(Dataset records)
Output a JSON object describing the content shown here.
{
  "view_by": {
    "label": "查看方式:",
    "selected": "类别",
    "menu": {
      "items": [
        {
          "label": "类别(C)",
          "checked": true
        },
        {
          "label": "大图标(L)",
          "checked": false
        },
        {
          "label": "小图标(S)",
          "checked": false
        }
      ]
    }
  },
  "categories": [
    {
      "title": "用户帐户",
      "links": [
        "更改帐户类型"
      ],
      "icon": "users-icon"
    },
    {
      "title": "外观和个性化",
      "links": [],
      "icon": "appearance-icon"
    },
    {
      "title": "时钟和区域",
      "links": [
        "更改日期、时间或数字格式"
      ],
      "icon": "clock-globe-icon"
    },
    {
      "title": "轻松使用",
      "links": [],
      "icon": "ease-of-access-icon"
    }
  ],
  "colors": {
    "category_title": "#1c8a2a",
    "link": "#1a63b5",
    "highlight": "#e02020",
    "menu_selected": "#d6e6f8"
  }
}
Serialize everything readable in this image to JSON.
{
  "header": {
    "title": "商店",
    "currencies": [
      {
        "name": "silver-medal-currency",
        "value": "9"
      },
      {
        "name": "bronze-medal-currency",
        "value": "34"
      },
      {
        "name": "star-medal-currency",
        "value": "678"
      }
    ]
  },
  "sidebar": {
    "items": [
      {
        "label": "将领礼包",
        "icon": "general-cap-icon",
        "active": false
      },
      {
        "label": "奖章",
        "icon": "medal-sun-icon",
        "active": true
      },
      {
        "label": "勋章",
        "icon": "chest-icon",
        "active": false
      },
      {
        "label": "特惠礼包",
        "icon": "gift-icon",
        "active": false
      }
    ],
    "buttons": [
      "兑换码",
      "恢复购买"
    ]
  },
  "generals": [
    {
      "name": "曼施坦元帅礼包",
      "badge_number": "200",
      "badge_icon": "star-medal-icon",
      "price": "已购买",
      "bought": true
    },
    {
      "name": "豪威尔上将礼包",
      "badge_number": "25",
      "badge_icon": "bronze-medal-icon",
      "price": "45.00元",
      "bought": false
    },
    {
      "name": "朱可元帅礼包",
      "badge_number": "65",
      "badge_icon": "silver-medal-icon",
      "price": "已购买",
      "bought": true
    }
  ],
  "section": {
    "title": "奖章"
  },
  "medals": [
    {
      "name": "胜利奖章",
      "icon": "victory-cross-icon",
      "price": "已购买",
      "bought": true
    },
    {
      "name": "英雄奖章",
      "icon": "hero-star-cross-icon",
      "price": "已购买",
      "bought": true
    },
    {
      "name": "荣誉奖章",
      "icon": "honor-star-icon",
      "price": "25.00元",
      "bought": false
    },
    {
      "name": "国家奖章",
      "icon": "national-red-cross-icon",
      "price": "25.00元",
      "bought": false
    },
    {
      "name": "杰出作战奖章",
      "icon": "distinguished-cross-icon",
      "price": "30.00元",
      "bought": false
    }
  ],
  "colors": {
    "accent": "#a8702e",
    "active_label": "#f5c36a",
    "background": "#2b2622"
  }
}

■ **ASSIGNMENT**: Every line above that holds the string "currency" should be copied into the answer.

■ **SOLUTION FOR THIS EXERCISE**:
        "name": "silver-medal-currency",
        "name": "bronze-medal-currency",
        "name": "star-medal-currency",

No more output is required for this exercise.